For a newcomer to Indonesia, the Islamic landscape can be profoundly confusing. Islamic discourse is shaped by different organisations with varied agendas of political, social, economic and religious issues. As the first in English to provide inside information about the history of the Nahdatul Ulama (NU), this book is a great help. Six long time NU observers trace the process of NU's development after its establishment in 1926 until the present day.
Three chapters analyse NU's relationship with the army (Andree Feillard), its search for a new identity as a radical yet traditional organisation (Mitsuo Nakamura), and how it managed to reinvent itself in the 1980s by returning to the spirit of the strategy (khittah) of its founding fathers (Martin van Bruinessen). The return meant that NU would strive for the improvement of education, charity (social justice), and economic matters, and that it would work to overcome the Muslim community's backwardness.
Traditionalist Muslims 'follow the great ulama of the past'. Several articles explain how NU ulama managed to condone renewal by using certain methods of interpreting the traditional sources. Highlighting these methods serves to debunk the often heard opinion of NU as an opportunistic club that would bend to the most favourable political wind. For example, the concept of the middle way (tawassuth) implies religious tolerance. It also implies acceptance of Pancasila and for NU to stay on the right side of the government.
Biographies and analyses of the writings of three of NU's most influential leaders give insight into the political thoughts that inspired them. The ulama were the 'ultimate units of authority and autonomy'. Wahab Chasbullah, one of NU's founders whose role in its transformation into a political party always seemed overshadowed by Wahid Hashim's performance, gets due attention. Greg Fealy's article follows him from an enlightened religious teacher to a seasoned, pro-Sukarno politician.
Greg Barton and Douglas Ramage analyse how Achmad Siddiq and Abdurrahman Wahid shaped the reform process that led NU out of its antagonistic position toward the New Order government into a program of social change. Reports of NU congresses, however, testify that the sweeping changes NU underwent were not always taken for granted by the delegates.
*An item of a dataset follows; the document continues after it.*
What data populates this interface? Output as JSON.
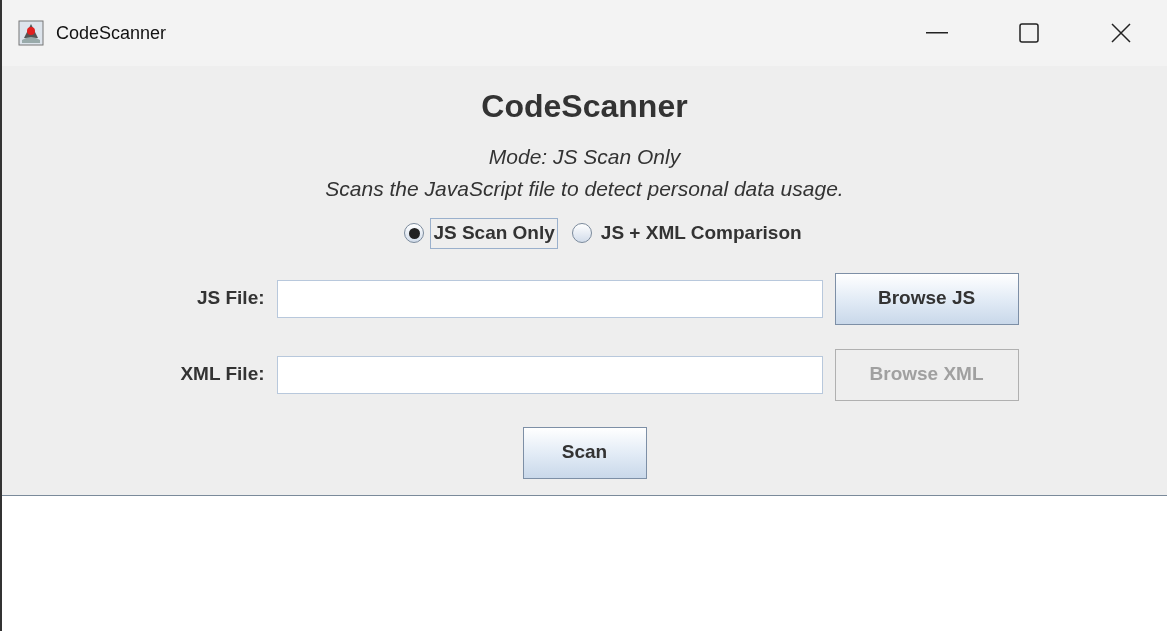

Throughout the book the colourful NU figures spring to life. This makes it an excellent source of information for anyone who wants to know what NU stands for, what constitute its differences with the modernists, and what it means to Islam in Indonesia.
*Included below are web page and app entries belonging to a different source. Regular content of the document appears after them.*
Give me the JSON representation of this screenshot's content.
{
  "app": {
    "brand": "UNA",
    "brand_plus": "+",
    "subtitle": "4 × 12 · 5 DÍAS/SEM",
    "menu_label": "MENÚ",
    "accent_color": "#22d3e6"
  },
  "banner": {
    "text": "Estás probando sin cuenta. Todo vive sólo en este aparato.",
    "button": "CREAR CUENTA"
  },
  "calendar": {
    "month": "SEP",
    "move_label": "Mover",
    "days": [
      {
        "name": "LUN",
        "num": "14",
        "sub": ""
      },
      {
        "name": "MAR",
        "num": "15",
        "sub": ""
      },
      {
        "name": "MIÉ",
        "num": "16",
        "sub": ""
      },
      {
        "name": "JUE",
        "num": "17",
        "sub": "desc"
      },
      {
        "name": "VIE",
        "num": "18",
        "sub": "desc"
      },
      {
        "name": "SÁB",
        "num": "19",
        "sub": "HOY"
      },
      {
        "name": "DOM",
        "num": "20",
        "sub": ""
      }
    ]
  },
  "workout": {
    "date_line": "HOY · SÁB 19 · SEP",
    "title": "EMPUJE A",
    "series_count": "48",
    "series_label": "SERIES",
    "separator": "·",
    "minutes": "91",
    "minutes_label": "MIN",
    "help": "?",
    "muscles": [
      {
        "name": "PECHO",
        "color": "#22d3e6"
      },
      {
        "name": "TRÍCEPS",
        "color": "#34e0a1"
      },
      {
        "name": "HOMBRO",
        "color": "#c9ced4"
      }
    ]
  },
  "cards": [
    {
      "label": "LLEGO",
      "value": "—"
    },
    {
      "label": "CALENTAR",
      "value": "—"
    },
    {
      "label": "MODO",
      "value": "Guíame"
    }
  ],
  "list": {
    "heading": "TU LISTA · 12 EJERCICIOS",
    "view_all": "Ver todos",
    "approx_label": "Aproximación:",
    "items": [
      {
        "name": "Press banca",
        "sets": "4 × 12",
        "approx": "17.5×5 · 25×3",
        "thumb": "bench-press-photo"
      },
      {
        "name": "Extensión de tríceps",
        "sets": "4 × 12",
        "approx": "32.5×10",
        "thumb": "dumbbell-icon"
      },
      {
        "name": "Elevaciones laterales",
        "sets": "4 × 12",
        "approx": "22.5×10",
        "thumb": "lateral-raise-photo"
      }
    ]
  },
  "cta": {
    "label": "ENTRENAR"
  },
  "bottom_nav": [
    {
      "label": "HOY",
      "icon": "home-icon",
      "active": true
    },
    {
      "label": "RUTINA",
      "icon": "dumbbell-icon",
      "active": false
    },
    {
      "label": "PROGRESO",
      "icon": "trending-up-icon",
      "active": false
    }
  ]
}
Nelly van Doorn teaches at Duta Wacana Christian University, Yogyakarta.